AstraZeneca and BenevolentAI has began a long-term collaboration to use artificial intelligence (AI) and machine learning for the discovery and development of new treatments for chronic kidney disease (CKD) and idiopathic pulmonary fibrosis (IPF).
Scientists from the two organisations will work side-by-side to combine AstraZeneca’s genomics, chemistry and clinical data with BenevolentAI’s target identification platform and biomedical knowledge graph – a network of contextualised scientific data (genes, proteins, diseases and compounds) and the relationship between them. Machine learning systematically analyses data to find connections between facts, and AI-based reasoning is used to extrapolate previously unknown connections. Together, the companies will interpret the results to understand the underlying mechanisms of these complex diseases and more quickly identify new potential drug targets.
“The vast amount of data available to research scientists is growing exponentially each year.By combining AstraZeneca’s disease area expertise and large, diverse datasets with BenevolentAI’s leading AIand machine learning capabilities, we can unlock the potential of this wealth of data to improve our understanding of complex disease biology and identify new targets that could treat debilitating diseases,” says Mene Pangalos, Executive Vice President and President BioPharmaceuticals R&D, AstraZeneca.
CKD and IPF
CKD and IPF are complex diseases in which the underlying disease biology is poorly understood. This disease complexity requires the interrogation of vast, rich datasets.
“Millions of people today suffer from diseases that have no effective treatment. The future of drug discovery and development lies in bridging the gap between AI, data, and biology. We are thrilled to be joining forces with AstraZeneca to develop new insights and identify promising new treatments for chronic kidney disease and idiopathic pulmonary fibrosis,” says Joanna Shields, Chief Executive Officer, BenevolentAI.

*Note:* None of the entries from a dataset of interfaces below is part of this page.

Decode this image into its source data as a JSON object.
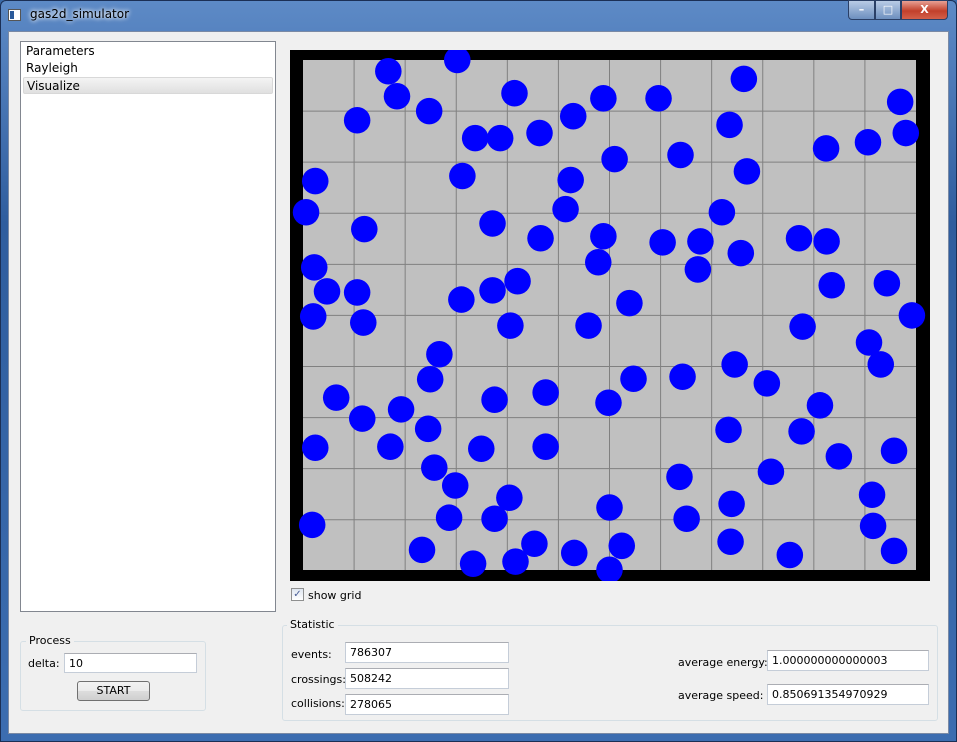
{
  "window": {
    "title": "gas2d_simulator",
    "controls": {
      "minimize": "–",
      "maximize": "□",
      "close": "X"
    }
  },
  "sidebar": {
    "items": [
      {
        "label": "Parameters",
        "selected": false
      },
      {
        "label": "Rayleigh",
        "selected": false
      },
      {
        "label": "Visualize",
        "selected": true
      }
    ]
  },
  "process": {
    "title": "Process",
    "delta_label": "delta:",
    "delta_value": "10",
    "start_label": "START"
  },
  "visualize": {
    "show_grid_label": "show grid",
    "show_grid_checked": true,
    "check_mark": "✓",
    "particle_color": "#0000ff",
    "background_color": "#c0c0c0",
    "wall_color": "#000000",
    "grid_color": "#808080",
    "box_size": [
      12,
      10
    ],
    "grid_step": 1,
    "particle_radius": 0.25,
    "particles": [
      [
        3.02,
        0.0
      ],
      [
        1.67,
        0.22
      ],
      [
        8.63,
        0.37
      ],
      [
        1.84,
        0.71
      ],
      [
        2.47,
        1.0
      ],
      [
        4.14,
        0.65
      ],
      [
        5.88,
        0.75
      ],
      [
        6.96,
        0.75
      ],
      [
        11.69,
        0.82
      ],
      [
        1.06,
        1.18
      ],
      [
        5.29,
        1.1
      ],
      [
        8.35,
        1.27
      ],
      [
        3.37,
        1.53
      ],
      [
        3.86,
        1.53
      ],
      [
        4.63,
        1.43
      ],
      [
        11.8,
        1.43
      ],
      [
        10.24,
        1.73
      ],
      [
        11.06,
        1.61
      ],
      [
        6.1,
        1.94
      ],
      [
        7.39,
        1.86
      ],
      [
        0.24,
        2.37
      ],
      [
        3.12,
        2.27
      ],
      [
        5.24,
        2.35
      ],
      [
        8.69,
        2.18
      ],
      [
        0.06,
        2.98
      ],
      [
        5.14,
        2.92
      ],
      [
        8.2,
        2.98
      ],
      [
        3.71,
        3.2
      ],
      [
        1.2,
        3.31
      ],
      [
        4.65,
        3.49
      ],
      [
        5.88,
        3.45
      ],
      [
        7.04,
        3.57
      ],
      [
        7.78,
        3.55
      ],
      [
        9.71,
        3.49
      ],
      [
        10.25,
        3.55
      ],
      [
        0.22,
        4.06
      ],
      [
        5.78,
        3.96
      ],
      [
        8.57,
        3.78
      ],
      [
        7.73,
        4.1
      ],
      [
        0.47,
        4.53
      ],
      [
        1.06,
        4.55
      ],
      [
        4.2,
        4.33
      ],
      [
        3.71,
        4.51
      ],
      [
        3.1,
        4.69
      ],
      [
        6.39,
        4.76
      ],
      [
        10.35,
        4.41
      ],
      [
        11.43,
        4.37
      ],
      [
        0.2,
        5.02
      ],
      [
        1.18,
        5.14
      ],
      [
        4.06,
        5.2
      ],
      [
        5.59,
        5.2
      ],
      [
        9.78,
        5.22
      ],
      [
        11.92,
        5.0
      ],
      [
        11.08,
        5.53
      ],
      [
        2.67,
        5.76
      ],
      [
        11.31,
        5.96
      ],
      [
        8.45,
        5.96
      ],
      [
        2.49,
        6.25
      ],
      [
        6.47,
        6.24
      ],
      [
        7.43,
        6.2
      ],
      [
        9.08,
        6.33
      ],
      [
        0.65,
        6.61
      ],
      [
        3.75,
        6.65
      ],
      [
        4.75,
        6.51
      ],
      [
        5.98,
        6.71
      ],
      [
        10.12,
        6.76
      ],
      [
        1.16,
        7.02
      ],
      [
        1.92,
        6.84
      ],
      [
        2.45,
        7.22
      ],
      [
        8.33,
        7.24
      ],
      [
        9.76,
        7.27
      ],
      [
        0.24,
        7.59
      ],
      [
        1.71,
        7.57
      ],
      [
        3.49,
        7.61
      ],
      [
        4.75,
        7.57
      ],
      [
        10.49,
        7.76
      ],
      [
        11.57,
        7.65
      ],
      [
        2.57,
        7.98
      ],
      [
        7.37,
        8.16
      ],
      [
        9.16,
        8.06
      ],
      [
        2.98,
        8.33
      ],
      [
        4.04,
        8.57
      ],
      [
        8.39,
        8.69
      ],
      [
        11.14,
        8.51
      ],
      [
        0.18,
        9.1
      ],
      [
        2.86,
        8.96
      ],
      [
        3.75,
        8.98
      ],
      [
        6.0,
        8.76
      ],
      [
        7.51,
        8.98
      ],
      [
        11.16,
        9.12
      ],
      [
        4.53,
        9.47
      ],
      [
        6.24,
        9.51
      ],
      [
        8.37,
        9.43
      ],
      [
        2.33,
        9.59
      ],
      [
        5.31,
        9.65
      ],
      [
        9.53,
        9.69
      ],
      [
        11.57,
        9.61
      ],
      [
        3.33,
        9.86
      ],
      [
        4.16,
        9.82
      ],
      [
        6.0,
        9.98
      ]
    ]
  },
  "statistic": {
    "title": "Statistic",
    "events_label": "events:",
    "events": "786307",
    "crossings_label": "crossings:",
    "crossings": "508242",
    "collisions_label": "collisions:",
    "collisions": "278065",
    "avg_energy_label": "average energy:",
    "avg_energy": "1.000000000000003",
    "avg_speed_label": "average speed:",
    "avg_speed": "0.850691354970929"
  }
}
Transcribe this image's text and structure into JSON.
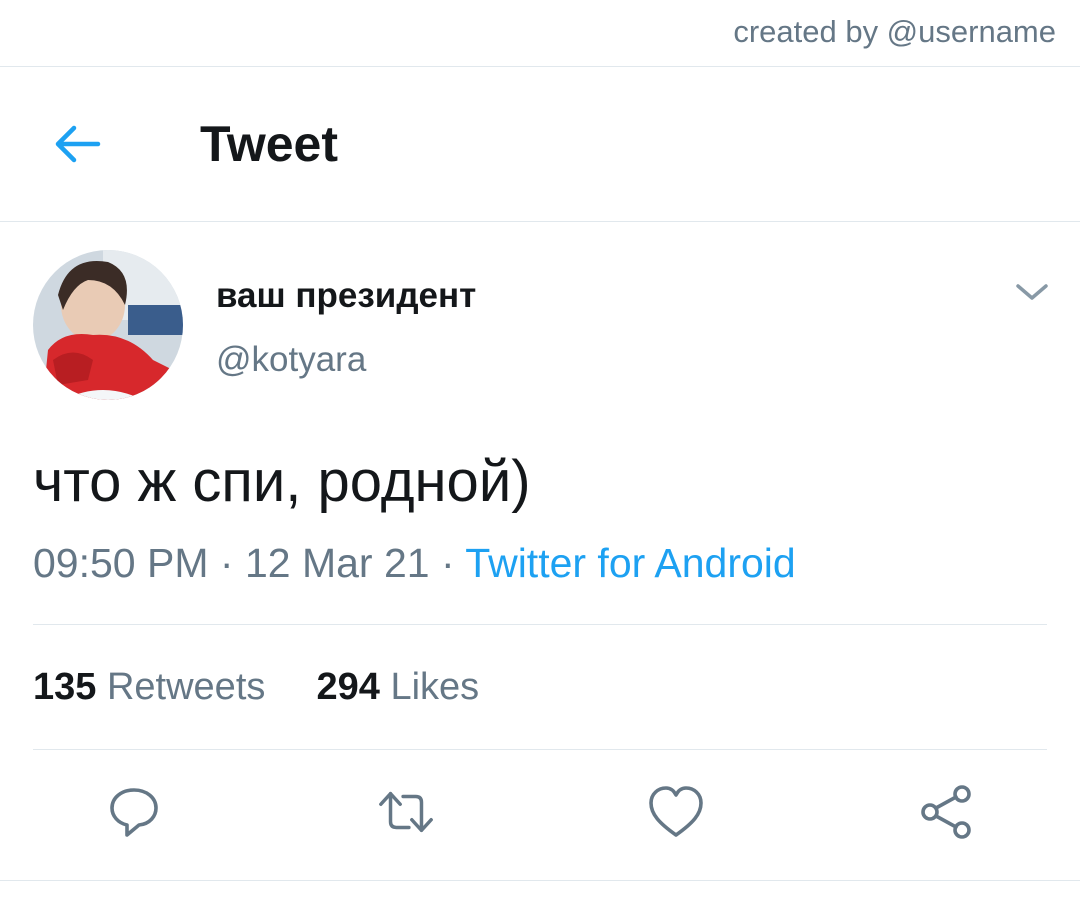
{
  "watermark": "created by @username",
  "header": {
    "title": "Tweet"
  },
  "tweet": {
    "display_name": "ваш президент",
    "handle": "@kotyara",
    "text": "что ж спи, родной)",
    "time": "09:50 PM",
    "date": "12 Mar 21",
    "separator": "·",
    "source": "Twitter for Android",
    "retweets_count": "135",
    "retweets_label": "Retweets",
    "likes_count": "294",
    "likes_label": "Likes"
  },
  "icons": {
    "back": "arrow-left-icon",
    "caret": "chevron-down-icon",
    "reply": "reply-icon",
    "retweet": "retweet-icon",
    "like": "heart-icon",
    "share": "share-icon"
  },
  "colors": {
    "accent": "#1da1f2",
    "text": "#14171a",
    "secondary": "#657786",
    "divider": "#e1e8ed"
  }
}
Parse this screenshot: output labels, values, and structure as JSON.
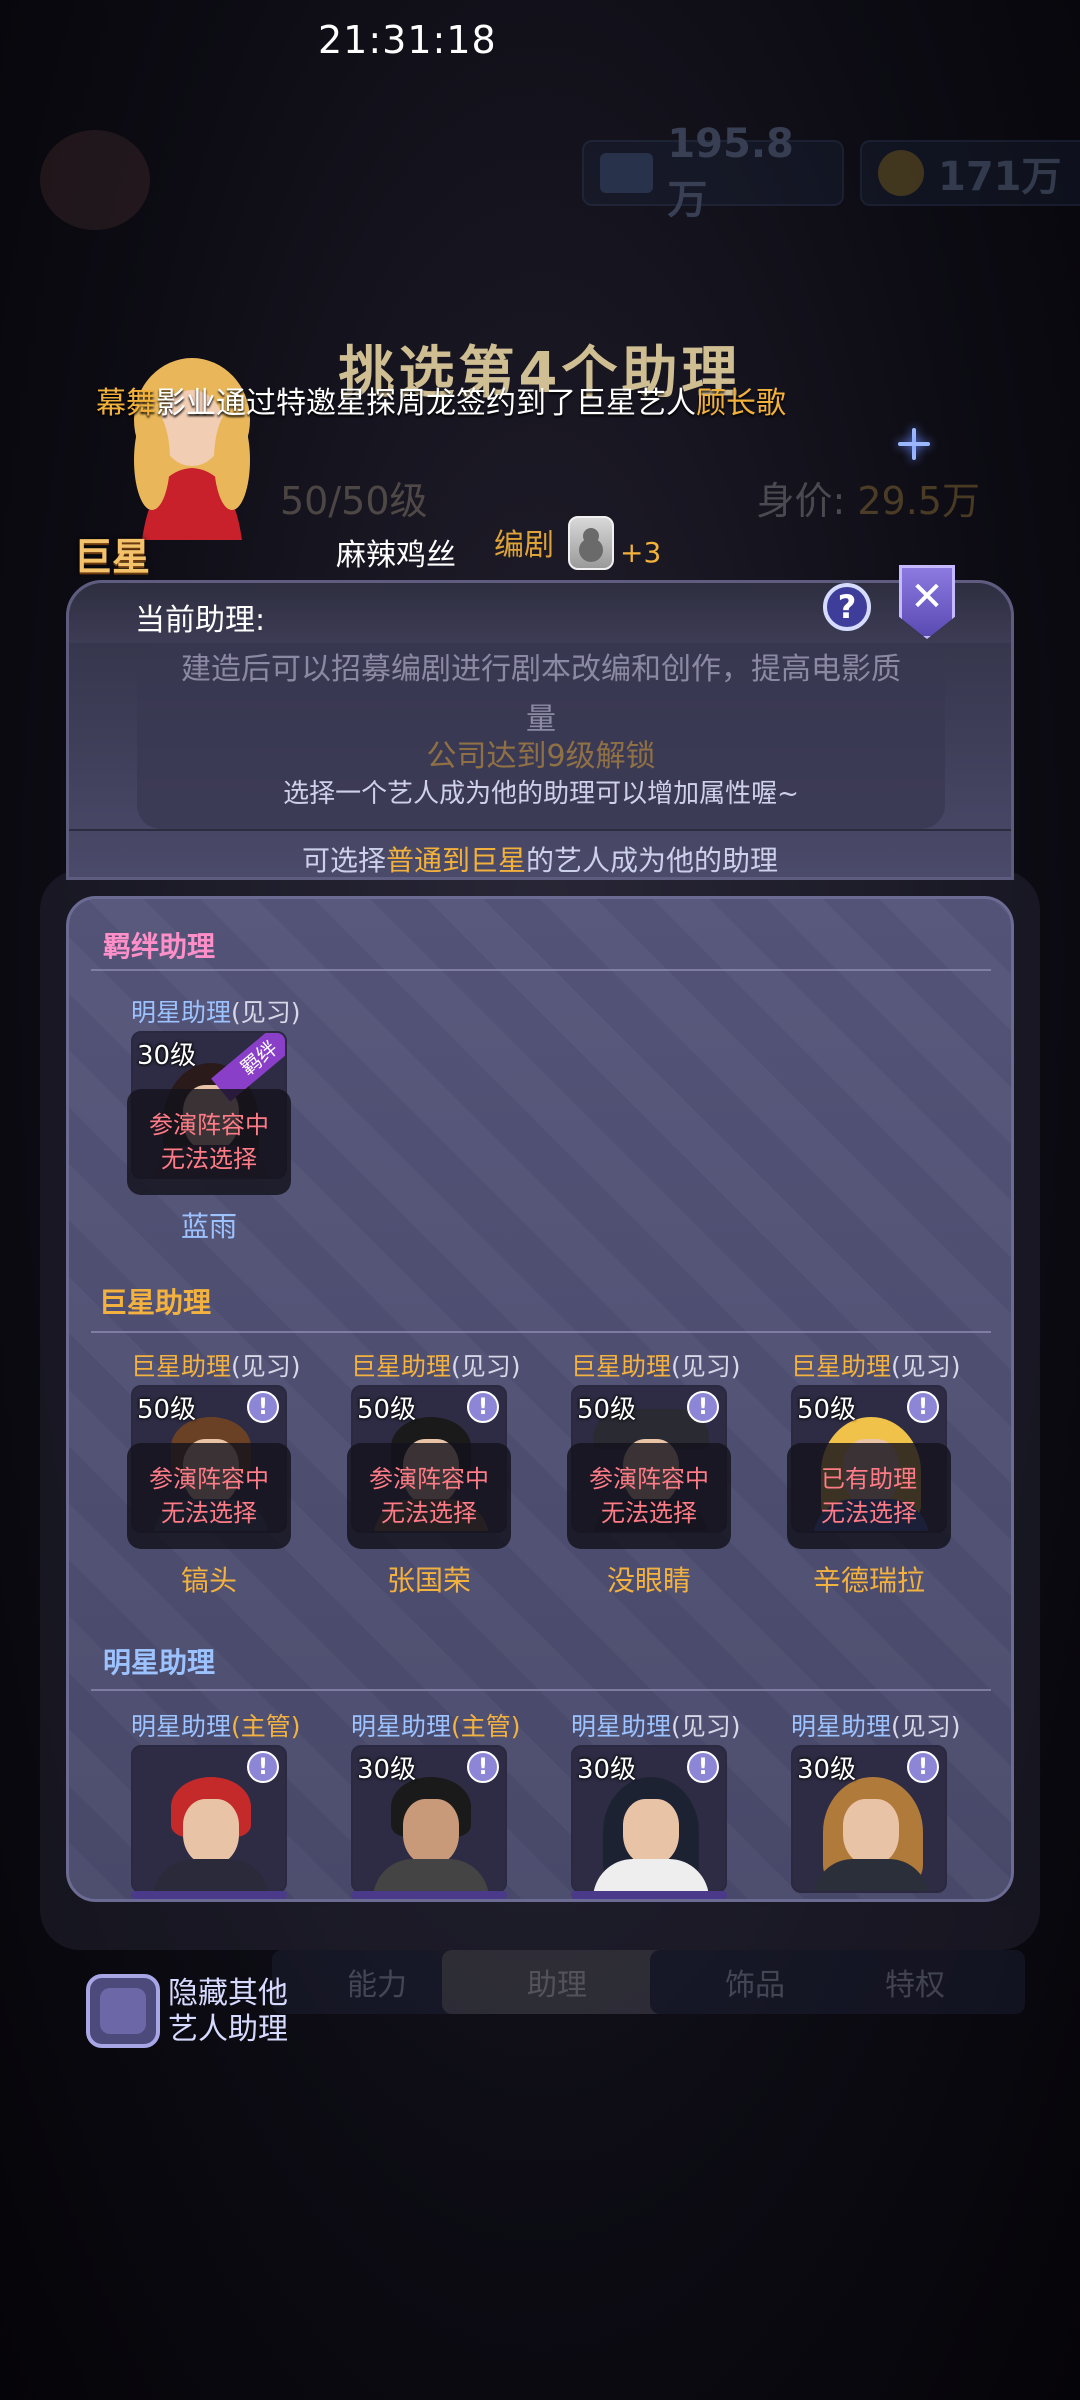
{
  "status_bar": {
    "time": "21:31:18"
  },
  "background": {
    "currency": [
      "195.8万",
      "171万"
    ],
    "level": "50/50级",
    "price_label": "身价:",
    "price_value": "29.5万",
    "tabs": [
      "能力",
      "助理",
      "饰品",
      "特权"
    ]
  },
  "banner": {
    "title": "挑选第4个助理",
    "text_studio": "幕舞",
    "text_middle": "影业通过特邀星探周龙签约到了巨星艺人",
    "text_artist": "顾长歌"
  },
  "header": {
    "tier": "巨星",
    "assistant_name": "麻辣鸡丝",
    "role": "编剧",
    "bonus": "+3"
  },
  "popup": {
    "current_label": "当前助理:",
    "help": "?",
    "close": "✕",
    "locked_desc": "建造后可以招募编剧进行剧本改编和创作，提高电影质量",
    "locked_req": "公司达到9级解锁",
    "select_hint": "选择一个艺人成为他的助理可以增加属性喔~",
    "range_prefix": "可选择",
    "range_highlight": "普通到巨星",
    "range_suffix": "的艺人成为他的助理"
  },
  "sections": {
    "bond": "羁绊助理",
    "superstar": "巨星助理",
    "star": "明星助理"
  },
  "bond_card": {
    "type": "明星助理",
    "rank": "(见习)",
    "level": "30级",
    "ribbon": "羁绊",
    "status1": "参演阵容中",
    "status2": "无法选择",
    "name": "蓝雨"
  },
  "superstar_cards": [
    {
      "type": "巨星助理",
      "rank": "(见习)",
      "level": "50级",
      "status1": "参演阵容中",
      "status2": "无法选择",
      "name": "镐头"
    },
    {
      "type": "巨星助理",
      "rank": "(见习)",
      "level": "50级",
      "status1": "参演阵容中",
      "status2": "无法选择",
      "name": "张国荣"
    },
    {
      "type": "巨星助理",
      "rank": "(见习)",
      "level": "50级",
      "status1": "参演阵容中",
      "status2": "无法选择",
      "name": "没眼睛"
    },
    {
      "type": "巨星助理",
      "rank": "(见习)",
      "level": "50级",
      "status1": "已有助理",
      "status2": "无法选择",
      "name": "辛德瑞拉"
    }
  ],
  "star_cards": [
    {
      "type": "明星助理",
      "rank": "(主管)",
      "level": ""
    },
    {
      "type": "明星助理",
      "rank": "(主管)",
      "level": "30级"
    },
    {
      "type": "明星助理",
      "rank": "(见习)",
      "level": "30级"
    },
    {
      "type": "明星助理",
      "rank": "(见习)",
      "level": "30级"
    }
  ],
  "hide_toggle": {
    "line1": "隐藏其他",
    "line2": "艺人助理"
  },
  "colors": {
    "gold": "#f3b23f",
    "blue": "#9cc3ff",
    "red_status": "#ff7b86",
    "panel": "#4a4a6c"
  }
}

Photo of Mene Pangolos, AstraZeneca and Joanna Shields, BenevolentAI.